+++ Data to use

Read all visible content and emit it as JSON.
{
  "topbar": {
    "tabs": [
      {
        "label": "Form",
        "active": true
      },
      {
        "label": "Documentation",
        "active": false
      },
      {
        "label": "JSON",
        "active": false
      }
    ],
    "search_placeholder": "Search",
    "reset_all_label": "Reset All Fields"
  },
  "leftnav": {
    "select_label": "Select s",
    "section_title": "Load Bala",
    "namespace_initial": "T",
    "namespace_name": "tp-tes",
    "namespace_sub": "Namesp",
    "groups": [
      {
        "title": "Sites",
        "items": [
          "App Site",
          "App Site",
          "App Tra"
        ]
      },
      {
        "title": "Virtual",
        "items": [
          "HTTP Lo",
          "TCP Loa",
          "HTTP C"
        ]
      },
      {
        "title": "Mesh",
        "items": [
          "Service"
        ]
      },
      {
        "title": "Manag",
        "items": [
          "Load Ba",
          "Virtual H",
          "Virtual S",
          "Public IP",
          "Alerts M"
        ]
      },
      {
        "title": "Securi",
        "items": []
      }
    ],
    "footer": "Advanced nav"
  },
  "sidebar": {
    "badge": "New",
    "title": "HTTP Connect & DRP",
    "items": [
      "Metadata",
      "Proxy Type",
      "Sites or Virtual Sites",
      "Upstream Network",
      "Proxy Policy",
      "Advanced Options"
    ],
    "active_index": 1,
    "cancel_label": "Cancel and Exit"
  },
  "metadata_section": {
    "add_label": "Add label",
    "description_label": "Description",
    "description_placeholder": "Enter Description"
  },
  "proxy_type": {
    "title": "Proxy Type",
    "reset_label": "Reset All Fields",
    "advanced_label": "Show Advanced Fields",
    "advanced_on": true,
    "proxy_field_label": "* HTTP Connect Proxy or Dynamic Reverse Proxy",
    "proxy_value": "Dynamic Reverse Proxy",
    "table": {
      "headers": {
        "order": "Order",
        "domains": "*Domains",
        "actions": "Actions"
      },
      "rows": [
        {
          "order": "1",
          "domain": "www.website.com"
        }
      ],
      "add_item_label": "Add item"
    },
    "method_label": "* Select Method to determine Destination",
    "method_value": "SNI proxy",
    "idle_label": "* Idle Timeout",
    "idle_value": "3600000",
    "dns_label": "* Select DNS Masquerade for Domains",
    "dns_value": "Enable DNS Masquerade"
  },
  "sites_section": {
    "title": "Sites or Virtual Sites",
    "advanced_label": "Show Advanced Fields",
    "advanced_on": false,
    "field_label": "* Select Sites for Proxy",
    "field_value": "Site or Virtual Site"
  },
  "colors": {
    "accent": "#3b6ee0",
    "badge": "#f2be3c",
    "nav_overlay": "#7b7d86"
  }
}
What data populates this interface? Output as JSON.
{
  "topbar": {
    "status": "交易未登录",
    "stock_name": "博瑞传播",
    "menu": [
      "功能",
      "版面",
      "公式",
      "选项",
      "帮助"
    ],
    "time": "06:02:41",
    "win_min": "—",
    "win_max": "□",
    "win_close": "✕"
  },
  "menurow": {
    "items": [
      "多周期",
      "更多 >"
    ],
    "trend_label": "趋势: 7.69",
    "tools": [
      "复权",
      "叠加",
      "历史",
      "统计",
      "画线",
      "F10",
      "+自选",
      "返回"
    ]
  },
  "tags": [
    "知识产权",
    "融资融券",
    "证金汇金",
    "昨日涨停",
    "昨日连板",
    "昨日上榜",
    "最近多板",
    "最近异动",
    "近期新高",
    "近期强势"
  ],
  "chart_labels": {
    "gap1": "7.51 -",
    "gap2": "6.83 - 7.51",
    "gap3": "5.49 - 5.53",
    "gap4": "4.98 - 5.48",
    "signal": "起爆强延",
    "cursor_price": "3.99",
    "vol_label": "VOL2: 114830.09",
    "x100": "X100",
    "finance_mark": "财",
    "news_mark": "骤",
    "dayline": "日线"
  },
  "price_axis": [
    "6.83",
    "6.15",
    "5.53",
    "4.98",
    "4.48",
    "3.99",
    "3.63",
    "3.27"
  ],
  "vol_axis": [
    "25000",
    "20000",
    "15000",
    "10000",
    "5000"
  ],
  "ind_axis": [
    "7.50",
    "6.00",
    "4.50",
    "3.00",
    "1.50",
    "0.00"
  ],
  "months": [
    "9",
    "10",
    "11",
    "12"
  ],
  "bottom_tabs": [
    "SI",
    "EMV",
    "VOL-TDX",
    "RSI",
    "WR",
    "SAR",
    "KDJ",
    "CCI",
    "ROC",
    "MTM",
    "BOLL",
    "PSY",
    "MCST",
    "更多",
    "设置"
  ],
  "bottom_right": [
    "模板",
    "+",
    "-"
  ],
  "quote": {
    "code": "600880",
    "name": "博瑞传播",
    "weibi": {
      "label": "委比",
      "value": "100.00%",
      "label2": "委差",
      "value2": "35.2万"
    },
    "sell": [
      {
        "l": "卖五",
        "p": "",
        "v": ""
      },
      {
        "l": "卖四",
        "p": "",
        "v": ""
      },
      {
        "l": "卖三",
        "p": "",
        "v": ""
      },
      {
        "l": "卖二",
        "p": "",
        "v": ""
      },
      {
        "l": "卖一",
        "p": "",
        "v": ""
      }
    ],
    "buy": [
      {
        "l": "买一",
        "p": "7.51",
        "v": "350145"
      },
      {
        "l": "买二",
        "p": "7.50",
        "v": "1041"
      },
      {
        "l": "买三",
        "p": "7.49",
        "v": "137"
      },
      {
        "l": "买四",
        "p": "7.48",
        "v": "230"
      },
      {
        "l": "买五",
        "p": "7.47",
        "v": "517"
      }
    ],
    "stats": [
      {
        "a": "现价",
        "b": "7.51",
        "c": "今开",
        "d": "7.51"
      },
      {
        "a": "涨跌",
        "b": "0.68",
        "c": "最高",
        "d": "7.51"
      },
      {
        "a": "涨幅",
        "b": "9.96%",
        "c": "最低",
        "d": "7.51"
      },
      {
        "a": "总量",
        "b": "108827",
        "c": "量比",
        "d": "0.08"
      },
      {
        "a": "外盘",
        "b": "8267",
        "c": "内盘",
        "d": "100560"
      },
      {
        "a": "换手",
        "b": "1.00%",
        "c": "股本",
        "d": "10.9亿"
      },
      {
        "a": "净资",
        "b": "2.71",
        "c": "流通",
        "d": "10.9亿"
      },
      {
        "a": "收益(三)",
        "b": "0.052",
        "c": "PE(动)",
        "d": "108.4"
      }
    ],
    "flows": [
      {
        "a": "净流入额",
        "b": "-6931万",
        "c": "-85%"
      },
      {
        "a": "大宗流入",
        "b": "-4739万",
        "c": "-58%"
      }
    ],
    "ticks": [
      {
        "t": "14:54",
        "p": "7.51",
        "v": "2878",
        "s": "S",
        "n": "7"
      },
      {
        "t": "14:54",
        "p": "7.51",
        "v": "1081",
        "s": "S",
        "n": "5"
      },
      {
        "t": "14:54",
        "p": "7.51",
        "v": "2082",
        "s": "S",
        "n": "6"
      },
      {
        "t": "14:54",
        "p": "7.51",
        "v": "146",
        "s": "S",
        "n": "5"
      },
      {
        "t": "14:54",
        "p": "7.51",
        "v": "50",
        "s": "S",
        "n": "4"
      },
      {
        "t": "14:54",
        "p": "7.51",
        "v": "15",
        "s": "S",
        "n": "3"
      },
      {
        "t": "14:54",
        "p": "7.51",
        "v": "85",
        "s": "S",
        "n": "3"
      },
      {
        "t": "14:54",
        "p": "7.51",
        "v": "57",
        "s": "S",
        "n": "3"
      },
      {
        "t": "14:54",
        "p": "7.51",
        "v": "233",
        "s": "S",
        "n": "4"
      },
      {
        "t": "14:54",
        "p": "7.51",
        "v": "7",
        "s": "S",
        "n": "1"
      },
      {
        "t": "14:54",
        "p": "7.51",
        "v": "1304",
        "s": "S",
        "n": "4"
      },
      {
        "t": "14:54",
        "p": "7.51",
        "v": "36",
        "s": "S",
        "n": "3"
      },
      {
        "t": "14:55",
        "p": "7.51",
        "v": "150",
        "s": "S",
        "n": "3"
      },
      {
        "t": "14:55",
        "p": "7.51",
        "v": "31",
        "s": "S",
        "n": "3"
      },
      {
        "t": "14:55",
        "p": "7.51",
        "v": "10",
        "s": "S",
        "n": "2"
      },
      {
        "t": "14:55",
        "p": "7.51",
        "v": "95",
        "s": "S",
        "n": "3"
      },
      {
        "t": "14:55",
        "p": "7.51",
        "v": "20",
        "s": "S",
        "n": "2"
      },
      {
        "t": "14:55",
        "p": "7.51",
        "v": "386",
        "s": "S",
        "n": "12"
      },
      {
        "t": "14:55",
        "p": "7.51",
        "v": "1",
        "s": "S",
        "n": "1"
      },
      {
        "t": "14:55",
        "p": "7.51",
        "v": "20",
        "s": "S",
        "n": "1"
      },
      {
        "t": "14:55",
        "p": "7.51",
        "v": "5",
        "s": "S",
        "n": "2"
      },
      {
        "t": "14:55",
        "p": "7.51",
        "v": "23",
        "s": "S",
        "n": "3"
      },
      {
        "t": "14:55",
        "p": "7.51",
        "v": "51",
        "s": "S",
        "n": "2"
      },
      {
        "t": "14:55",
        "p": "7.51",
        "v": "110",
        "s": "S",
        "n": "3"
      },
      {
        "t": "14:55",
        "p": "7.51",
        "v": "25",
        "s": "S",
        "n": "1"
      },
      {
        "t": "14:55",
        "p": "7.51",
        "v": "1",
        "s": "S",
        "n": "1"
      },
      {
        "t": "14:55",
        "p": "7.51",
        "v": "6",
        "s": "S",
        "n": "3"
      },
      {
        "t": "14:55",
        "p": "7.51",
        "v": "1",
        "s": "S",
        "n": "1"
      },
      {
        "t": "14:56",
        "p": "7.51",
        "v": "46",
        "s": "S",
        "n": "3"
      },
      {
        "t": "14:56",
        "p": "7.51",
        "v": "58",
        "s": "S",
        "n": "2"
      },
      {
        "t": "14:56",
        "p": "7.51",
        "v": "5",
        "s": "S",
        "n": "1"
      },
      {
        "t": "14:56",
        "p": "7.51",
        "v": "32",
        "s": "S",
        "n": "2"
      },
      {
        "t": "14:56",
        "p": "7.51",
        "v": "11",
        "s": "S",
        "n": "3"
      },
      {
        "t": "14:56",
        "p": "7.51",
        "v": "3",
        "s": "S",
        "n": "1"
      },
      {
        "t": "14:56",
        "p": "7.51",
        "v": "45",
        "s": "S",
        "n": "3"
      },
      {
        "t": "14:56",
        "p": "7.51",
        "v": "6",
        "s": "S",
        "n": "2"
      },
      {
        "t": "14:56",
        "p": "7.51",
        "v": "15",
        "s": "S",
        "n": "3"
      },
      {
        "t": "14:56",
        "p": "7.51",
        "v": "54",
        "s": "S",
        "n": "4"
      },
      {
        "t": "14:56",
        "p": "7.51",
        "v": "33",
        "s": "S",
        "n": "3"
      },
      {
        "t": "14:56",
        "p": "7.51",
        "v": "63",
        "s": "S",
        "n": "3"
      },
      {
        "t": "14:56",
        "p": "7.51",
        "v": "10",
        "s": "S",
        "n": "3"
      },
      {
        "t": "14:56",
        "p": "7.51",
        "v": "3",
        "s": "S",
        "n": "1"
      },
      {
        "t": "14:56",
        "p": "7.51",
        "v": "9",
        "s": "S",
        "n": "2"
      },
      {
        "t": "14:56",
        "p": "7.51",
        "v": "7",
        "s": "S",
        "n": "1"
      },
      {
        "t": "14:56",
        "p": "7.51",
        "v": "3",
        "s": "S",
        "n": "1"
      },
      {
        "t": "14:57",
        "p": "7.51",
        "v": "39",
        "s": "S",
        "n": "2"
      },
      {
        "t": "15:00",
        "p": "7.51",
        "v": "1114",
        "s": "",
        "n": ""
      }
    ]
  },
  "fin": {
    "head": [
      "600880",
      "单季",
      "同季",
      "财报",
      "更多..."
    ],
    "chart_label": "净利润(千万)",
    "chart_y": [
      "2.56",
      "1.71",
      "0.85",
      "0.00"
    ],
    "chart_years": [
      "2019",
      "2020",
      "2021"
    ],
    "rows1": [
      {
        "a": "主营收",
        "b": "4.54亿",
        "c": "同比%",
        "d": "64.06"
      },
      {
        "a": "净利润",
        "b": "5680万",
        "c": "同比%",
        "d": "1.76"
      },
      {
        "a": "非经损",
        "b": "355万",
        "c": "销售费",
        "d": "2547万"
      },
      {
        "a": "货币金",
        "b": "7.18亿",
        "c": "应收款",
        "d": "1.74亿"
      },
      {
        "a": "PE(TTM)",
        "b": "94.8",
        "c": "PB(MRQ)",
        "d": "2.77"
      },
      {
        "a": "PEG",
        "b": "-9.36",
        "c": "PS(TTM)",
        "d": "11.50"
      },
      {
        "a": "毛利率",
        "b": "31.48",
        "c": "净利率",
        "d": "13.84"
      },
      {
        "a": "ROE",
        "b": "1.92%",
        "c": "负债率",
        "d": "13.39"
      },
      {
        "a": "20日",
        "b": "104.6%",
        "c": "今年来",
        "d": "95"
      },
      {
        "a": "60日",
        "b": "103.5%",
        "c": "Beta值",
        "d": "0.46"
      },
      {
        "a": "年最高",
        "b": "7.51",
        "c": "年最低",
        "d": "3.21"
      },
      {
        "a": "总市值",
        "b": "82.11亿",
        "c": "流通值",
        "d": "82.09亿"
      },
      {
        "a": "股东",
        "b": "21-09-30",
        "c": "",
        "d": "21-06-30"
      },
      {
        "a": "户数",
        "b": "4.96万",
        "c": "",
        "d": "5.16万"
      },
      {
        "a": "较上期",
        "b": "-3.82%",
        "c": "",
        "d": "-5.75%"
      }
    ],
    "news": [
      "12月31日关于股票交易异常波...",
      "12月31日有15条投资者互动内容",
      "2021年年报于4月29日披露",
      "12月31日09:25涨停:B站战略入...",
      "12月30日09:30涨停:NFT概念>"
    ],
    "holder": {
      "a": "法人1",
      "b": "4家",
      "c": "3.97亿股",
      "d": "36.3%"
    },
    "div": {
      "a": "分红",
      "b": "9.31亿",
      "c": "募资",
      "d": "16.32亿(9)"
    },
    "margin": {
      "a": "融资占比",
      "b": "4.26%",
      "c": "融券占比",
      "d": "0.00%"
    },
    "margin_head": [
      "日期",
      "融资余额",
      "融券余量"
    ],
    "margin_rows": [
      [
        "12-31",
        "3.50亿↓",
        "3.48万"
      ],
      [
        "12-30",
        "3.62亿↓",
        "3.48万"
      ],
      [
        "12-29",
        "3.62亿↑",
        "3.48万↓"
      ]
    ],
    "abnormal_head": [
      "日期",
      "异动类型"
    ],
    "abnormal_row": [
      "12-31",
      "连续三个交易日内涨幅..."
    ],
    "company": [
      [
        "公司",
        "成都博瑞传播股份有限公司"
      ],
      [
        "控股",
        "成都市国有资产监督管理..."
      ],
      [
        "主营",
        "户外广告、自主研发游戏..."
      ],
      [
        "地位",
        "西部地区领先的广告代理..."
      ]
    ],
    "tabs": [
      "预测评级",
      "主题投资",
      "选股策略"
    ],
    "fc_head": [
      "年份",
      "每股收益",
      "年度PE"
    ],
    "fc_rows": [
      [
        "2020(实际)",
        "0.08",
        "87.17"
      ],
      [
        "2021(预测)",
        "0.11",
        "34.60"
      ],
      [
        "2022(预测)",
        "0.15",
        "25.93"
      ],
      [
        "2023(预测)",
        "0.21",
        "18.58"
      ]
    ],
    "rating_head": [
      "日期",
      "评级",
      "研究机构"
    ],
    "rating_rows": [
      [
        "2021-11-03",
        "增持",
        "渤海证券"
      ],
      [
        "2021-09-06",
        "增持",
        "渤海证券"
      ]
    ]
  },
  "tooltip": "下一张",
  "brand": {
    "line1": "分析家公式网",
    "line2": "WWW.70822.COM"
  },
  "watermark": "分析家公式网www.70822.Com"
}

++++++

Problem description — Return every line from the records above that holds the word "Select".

Reply —
    "select_label": "Select s",
    "method_label": "* Select Method to determine Destination",
    "dns_label": "* Select DNS Masquerade for Domains",
    "field_label": "* Select Sites for Proxy",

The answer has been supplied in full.